Supercapacitors are awesome, but is it possible to fly a drone with a bank of them? Sure, for about 10 seconds. [dronelab] built a 7-cell, 200F supercap and managed to fly a little racing quad for about ten seconds. Not terribly great, but this is going to be awesome when we get multi-thousand Farad superultramegacaps.

Like Open Hardware? The Open Source Hardware Association is opening up the Ada Lovelace Fellowship for women, LGTBA+ and other minorities to attend the Open Hardware Summit. The deadline is tomorrow, so do it soon.

M3D has announced a new 3D printer that can print with four filaments. The Crane Quad is your basic i3 ripoff with an interesting extruder. It looks like it uses four tiny motors to feed filament into the main extruder motor. This isn’t really anything new; the Prusa i3 multimaterial upgrade does the same thing. However, M3D claims they have mastered color mixing. The Prusa upgrade doesn’t do mixing, and this is most likely the reason it works so well. Can M3D pull it off? This is a very, very, very hard problem.

Applications Open: Ada Lovelace Fellowships For 2018 Open Hardware Summit

The Open Source Hardware Association is now accepting applications for the Ada Lovelace fellowship which provides free admission to the Open Hardware Summit and a $500 travel stipend. One of OSHWA’s goals is to foster a more diverse community within open source. As part of this, Ada Lovelace Fellowships are open to women, LGBTA+, and people of color. There are a total of 10 fellowships available and applications are due by April 30th. The Open Hardware Summit will be held on September 27th at MIT.

The fellowship program, founded by Addie Wagenknecht and Alicia Gibb in 2013, builds on the ideal that Open Hardware is one way to reduce the barriers associated in access to technology. Removing some of the financial barriers associated with attending the Summit will help to ensure more people of diverse backgrounds are involved in shaping the Open Hardware world.
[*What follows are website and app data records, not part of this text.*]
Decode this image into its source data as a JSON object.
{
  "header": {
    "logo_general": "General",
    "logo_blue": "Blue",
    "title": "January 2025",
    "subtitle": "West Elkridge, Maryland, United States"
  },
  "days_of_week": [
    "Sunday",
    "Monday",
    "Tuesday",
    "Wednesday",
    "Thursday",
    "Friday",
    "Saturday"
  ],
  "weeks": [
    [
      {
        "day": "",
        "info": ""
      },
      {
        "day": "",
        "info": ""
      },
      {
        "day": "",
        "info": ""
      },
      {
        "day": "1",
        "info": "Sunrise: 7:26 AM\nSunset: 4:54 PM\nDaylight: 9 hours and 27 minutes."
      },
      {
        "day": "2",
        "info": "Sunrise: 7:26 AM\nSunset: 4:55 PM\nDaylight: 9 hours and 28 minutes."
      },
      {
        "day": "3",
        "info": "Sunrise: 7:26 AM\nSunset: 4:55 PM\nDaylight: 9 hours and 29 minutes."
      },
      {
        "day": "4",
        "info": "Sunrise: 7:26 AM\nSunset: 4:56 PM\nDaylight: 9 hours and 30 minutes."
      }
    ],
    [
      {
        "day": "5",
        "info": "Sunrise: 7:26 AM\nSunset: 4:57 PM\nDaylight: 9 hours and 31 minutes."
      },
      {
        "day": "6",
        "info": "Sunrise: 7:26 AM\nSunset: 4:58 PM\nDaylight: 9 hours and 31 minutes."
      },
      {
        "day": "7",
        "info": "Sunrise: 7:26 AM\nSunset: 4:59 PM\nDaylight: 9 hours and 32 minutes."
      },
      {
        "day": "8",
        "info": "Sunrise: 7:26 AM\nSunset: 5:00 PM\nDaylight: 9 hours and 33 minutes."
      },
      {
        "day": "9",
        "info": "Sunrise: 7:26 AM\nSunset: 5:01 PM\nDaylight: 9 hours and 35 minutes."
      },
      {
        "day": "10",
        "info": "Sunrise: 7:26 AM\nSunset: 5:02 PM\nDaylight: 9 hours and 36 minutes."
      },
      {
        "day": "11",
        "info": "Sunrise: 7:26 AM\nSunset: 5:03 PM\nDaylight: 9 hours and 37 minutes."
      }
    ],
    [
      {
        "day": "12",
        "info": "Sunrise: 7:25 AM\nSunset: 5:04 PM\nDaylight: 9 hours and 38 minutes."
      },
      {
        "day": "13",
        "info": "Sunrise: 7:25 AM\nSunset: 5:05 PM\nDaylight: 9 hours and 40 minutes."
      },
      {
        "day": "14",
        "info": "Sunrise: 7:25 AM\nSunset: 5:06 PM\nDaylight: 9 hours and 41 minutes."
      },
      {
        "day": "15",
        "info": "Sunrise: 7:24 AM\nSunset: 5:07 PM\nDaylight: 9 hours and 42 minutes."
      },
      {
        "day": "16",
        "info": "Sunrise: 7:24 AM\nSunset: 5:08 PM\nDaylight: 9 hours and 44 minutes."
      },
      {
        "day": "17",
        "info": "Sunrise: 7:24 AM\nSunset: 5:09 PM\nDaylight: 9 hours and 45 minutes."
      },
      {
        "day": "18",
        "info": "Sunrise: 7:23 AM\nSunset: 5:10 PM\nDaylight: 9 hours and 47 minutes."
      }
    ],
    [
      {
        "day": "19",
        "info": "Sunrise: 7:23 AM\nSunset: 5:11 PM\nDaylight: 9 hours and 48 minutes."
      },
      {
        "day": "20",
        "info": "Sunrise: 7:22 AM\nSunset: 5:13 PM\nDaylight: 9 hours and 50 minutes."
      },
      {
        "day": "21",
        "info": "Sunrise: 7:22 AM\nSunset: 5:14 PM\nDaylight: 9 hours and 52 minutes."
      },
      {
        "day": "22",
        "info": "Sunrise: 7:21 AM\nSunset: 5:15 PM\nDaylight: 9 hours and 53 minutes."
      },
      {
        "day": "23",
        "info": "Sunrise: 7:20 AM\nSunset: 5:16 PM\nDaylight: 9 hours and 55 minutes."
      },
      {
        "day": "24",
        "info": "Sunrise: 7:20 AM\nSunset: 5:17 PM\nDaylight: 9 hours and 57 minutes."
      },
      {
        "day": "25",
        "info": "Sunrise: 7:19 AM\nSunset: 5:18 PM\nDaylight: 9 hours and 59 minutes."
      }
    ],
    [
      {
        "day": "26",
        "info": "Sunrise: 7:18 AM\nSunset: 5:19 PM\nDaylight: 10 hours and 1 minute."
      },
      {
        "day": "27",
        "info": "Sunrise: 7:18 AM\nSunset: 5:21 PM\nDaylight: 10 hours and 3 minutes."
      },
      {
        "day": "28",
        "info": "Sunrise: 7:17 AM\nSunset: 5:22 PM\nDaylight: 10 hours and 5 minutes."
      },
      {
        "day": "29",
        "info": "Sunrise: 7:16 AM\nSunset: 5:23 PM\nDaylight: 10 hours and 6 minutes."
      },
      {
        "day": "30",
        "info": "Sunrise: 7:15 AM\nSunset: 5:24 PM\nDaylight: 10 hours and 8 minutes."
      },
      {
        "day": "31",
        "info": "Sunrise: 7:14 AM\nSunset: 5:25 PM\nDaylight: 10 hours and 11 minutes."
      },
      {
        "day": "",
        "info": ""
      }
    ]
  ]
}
In addition to the talks shared at the gathering, over the last several year OSWHA has been evolving the Open Hardware definition and an Open Hardware certification.

Disclaimer: [Christopher Wang] is a board member of the Open Source Hardware Association